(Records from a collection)
______________________________

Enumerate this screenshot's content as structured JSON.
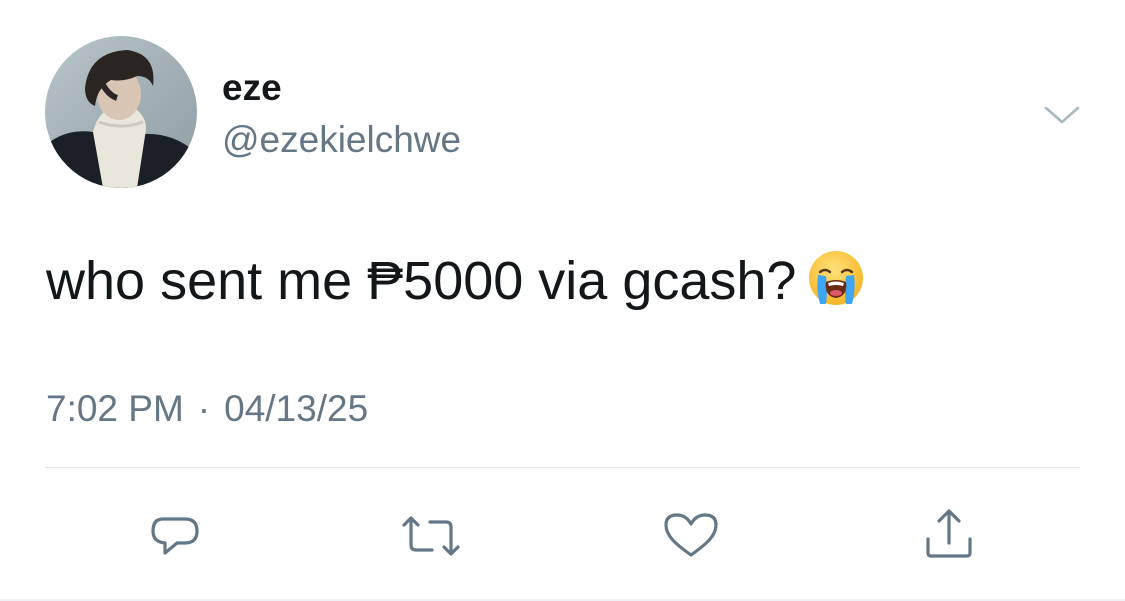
{
  "tweet": {
    "display_name": "eze",
    "handle": "@ezekielchwe",
    "text": "who sent me ₱5000 via gcash?",
    "emoji": "loudly-crying-face-emoji",
    "time": "7:02 PM",
    "separator": "·",
    "date": "04/13/25"
  },
  "icons": {
    "menu": "chevron-down-icon",
    "reply": "reply-icon",
    "retweet": "retweet-icon",
    "like": "heart-icon",
    "share": "share-icon"
  },
  "colors": {
    "text": "#14171a",
    "secondary_text": "#657786",
    "divider": "#e1e8ed",
    "icon": "#657786"
  }
}
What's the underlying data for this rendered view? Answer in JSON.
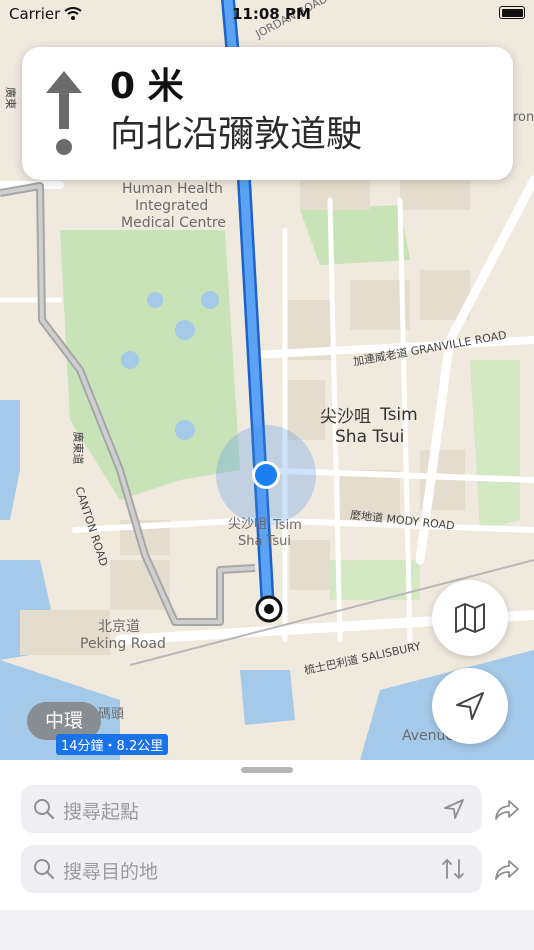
{
  "status_bar": {
    "carrier": "Carrier",
    "time": "11:08 PM"
  },
  "navigation": {
    "distance": "0 米",
    "instruction": "向北沿彌敦道駛"
  },
  "map_labels": {
    "jordan_road": "JORDAN ROAD",
    "human_health_line1": "Human Health",
    "human_health_line2": "Integrated",
    "human_health_line3": "Medical Centre",
    "granville_road": "加連威老道 GRANVILLE ROAD",
    "tsim_sha_tsui_zh": "尖沙咀",
    "tsim_sha_tsui_en1": "Tsim",
    "tsim_sha_tsui_en2": "Sha Tsui",
    "tst_small_zh": "尖沙咀",
    "tst_small_en1": "Tsim",
    "tst_small_en2": "Sha Tsui",
    "canton_road_zh": "廣東道",
    "canton_road_en": "CANTON ROAD",
    "canton_road_top": "廣東",
    "mody_road": "麼地道 MODY ROAD",
    "peking_road_zh": "北京道",
    "peking_road_en": "Peking Road",
    "salisbury_road": "梳士巴利道 SALISBURY",
    "avenue": "Avenue",
    "pier_zh": "碼頭",
    "right_edge": "ron"
  },
  "destination_pill": {
    "label": "中環"
  },
  "eta": {
    "text": "14分鐘・8.2公里"
  },
  "search": {
    "start_placeholder": "搜尋起點",
    "destination_placeholder": "搜尋目的地"
  },
  "icons": {
    "map_button": "map-icon",
    "locate_button": "location-arrow-icon",
    "share": "share-arrow-icon"
  },
  "colors": {
    "route": "#3d8cf0",
    "accent": "#1a73e8",
    "user_dot": "#1a7ff0"
  }
}
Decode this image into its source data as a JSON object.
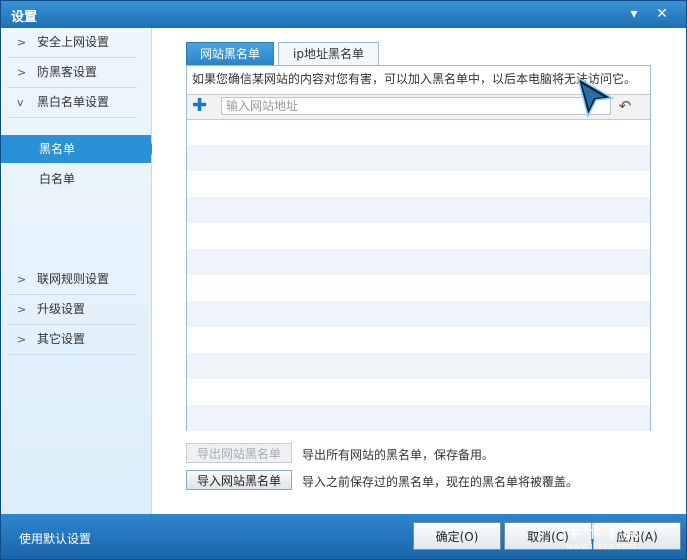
{
  "window": {
    "title": "设置",
    "minimize_glyph": "▾",
    "close_glyph": "✕"
  },
  "sidebar": {
    "items": [
      {
        "label": "安全上网设置",
        "expanded": false
      },
      {
        "label": "防黑客设置",
        "expanded": false
      },
      {
        "label": "黑白名单设置",
        "expanded": true
      },
      {
        "label": "联网规则设置",
        "expanded": false
      },
      {
        "label": "升级设置",
        "expanded": false
      },
      {
        "label": "其它设置",
        "expanded": false
      }
    ],
    "subitems": [
      {
        "label": "黑名单",
        "active": true
      },
      {
        "label": "白名单",
        "active": false
      }
    ]
  },
  "tabs": [
    {
      "label": "网站黑名单",
      "active": true
    },
    {
      "label": "ip地址黑名单",
      "active": false
    }
  ],
  "panel": {
    "notice": "如果您确信某网站的内容对您有害，可以加入黑名单中，以后本电脑将无法访问它。",
    "input_placeholder": "输入网站地址",
    "input_value": ""
  },
  "actions": {
    "export_label": "导出网站黑名单",
    "export_desc": "导出所有网站的黑名单，保存备用。",
    "import_label": "导入网站黑名单",
    "import_desc": "导入之前保存过的黑名单，现在的黑名单将被覆盖。"
  },
  "footer": {
    "defaults_label": "使用默认设置",
    "ok_label": "确定(O)",
    "cancel_label": "取消(C)",
    "apply_label": "应用(A)"
  },
  "watermark": {
    "text": "卡卡下载",
    "sub": "www.ikaka.com"
  },
  "colors": {
    "accent": "#2b91d6",
    "title_bar": "#1d6fb3",
    "footer": "#1a65a8"
  }
}
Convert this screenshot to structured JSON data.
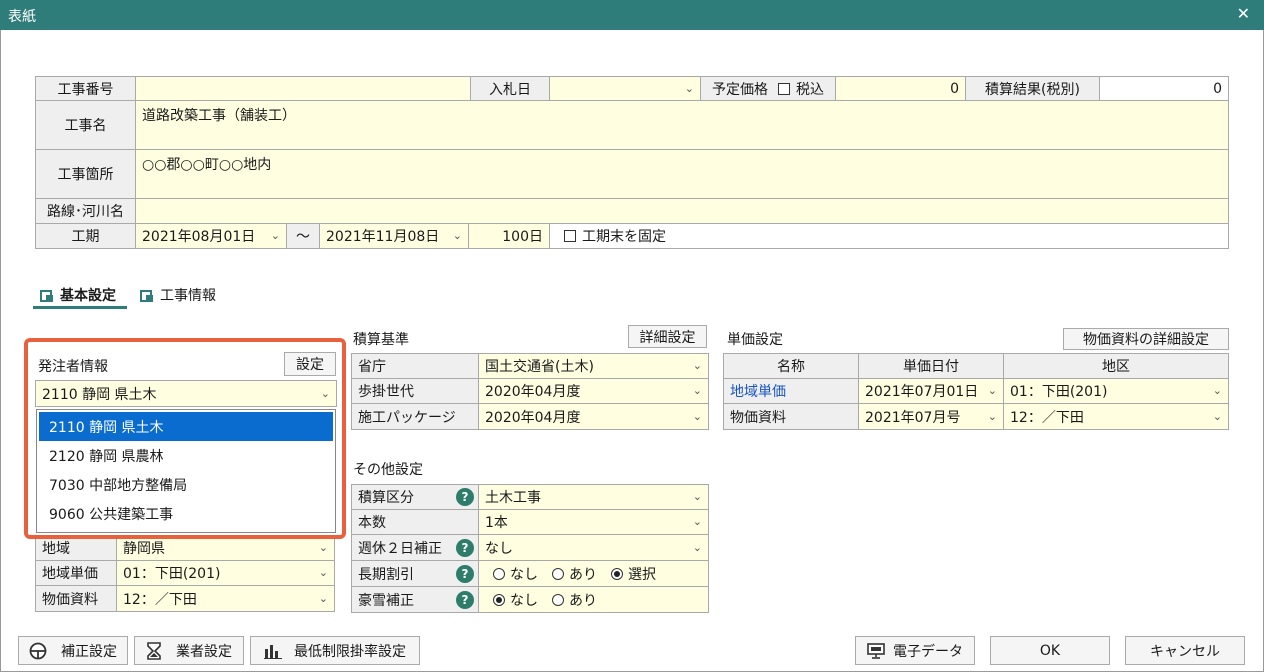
{
  "window": {
    "title": "表紙",
    "close": "✕"
  },
  "header_table": {
    "koji_bango_label": "工事番号",
    "koji_bango_value": "",
    "nyusatsu_bi_label": "入札日",
    "nyusatsu_bi_value": "",
    "yotei_kakaku_label": "予定価格",
    "zeikomi_label": "税込",
    "yotei_kakaku_value": "0",
    "sekisan_kekka_label": "積算結果(税別)",
    "sekisan_kekka_value": "0",
    "koji_mei_label": "工事名",
    "koji_mei_value": "道路改築工事（舗装工）",
    "koji_kasho_label": "工事箇所",
    "koji_kasho_value": "○○郡○○町○○地内",
    "rosen_label": "路線･河川名",
    "rosen_value": "",
    "koki_label": "工期",
    "koki_start": "2021年08月01日",
    "tilde": "～",
    "koki_end": "2021年11月08日",
    "koki_days": "100日",
    "koki_fix_label": "工期末を固定"
  },
  "tabs": [
    {
      "label": "基本設定",
      "active": true
    },
    {
      "label": "工事情報",
      "active": false
    }
  ],
  "hacchusha": {
    "title": "発注者情報",
    "settei_button": "設定",
    "selected": "2110 静岡 県土木",
    "options": [
      "2110 静岡 県土木",
      "2120 静岡 県農林",
      "7030 中部地方整備局",
      "9060 公共建築工事"
    ],
    "highlight_color": "#e8613c",
    "rows": [
      {
        "label": "地域",
        "value": "静岡県"
      },
      {
        "label": "地域単価",
        "value": "01：下田(201)"
      },
      {
        "label": "物価資料",
        "value": "12：／下田"
      }
    ]
  },
  "sekisan_kijun": {
    "title": "積算基準",
    "detail_button": "詳細設定",
    "rows": [
      {
        "label": "省庁",
        "value": "国土交通省(土木)"
      },
      {
        "label": "歩掛世代",
        "value": "2020年04月度"
      },
      {
        "label": "施工パッケージ",
        "value": "2020年04月度"
      }
    ]
  },
  "sonota": {
    "title": "その他設定",
    "rows": [
      {
        "label": "積算区分",
        "value": "土木工事",
        "help": "?"
      },
      {
        "label": "本数",
        "value": "1本"
      },
      {
        "label": "週休２日補正",
        "value": "なし",
        "help": "?"
      },
      {
        "label": "長期割引",
        "help": "?",
        "options": [
          "なし",
          "あり",
          "選択"
        ],
        "selected_index": 2
      },
      {
        "label": "豪雪補正",
        "help": "?",
        "options": [
          "なし",
          "あり"
        ],
        "selected_index": 0
      }
    ]
  },
  "tanka": {
    "title": "単価設定",
    "detail_button": "物価資料の詳細設定",
    "columns": [
      "名称",
      "単価日付",
      "地区"
    ],
    "rows": [
      [
        "地域単価",
        "2021年07月01日",
        "01：下田(201)"
      ],
      [
        "物価資料",
        "2021年07月号",
        "12：／下田"
      ]
    ]
  },
  "footer": {
    "hosei_button": "補正設定",
    "gyosha_button": "業者設定",
    "saitei_button": "最低制限掛率設定",
    "denshi_button": "電子データ",
    "ok_button": "OK",
    "cancel_button": "キャンセル"
  },
  "colors": {
    "titlebar": "#2e7d7a",
    "field_bg": "#fffee0",
    "select": "#0a6ccf",
    "link": "#1a55c8"
  }
}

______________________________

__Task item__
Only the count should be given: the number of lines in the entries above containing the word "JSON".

__Response__
4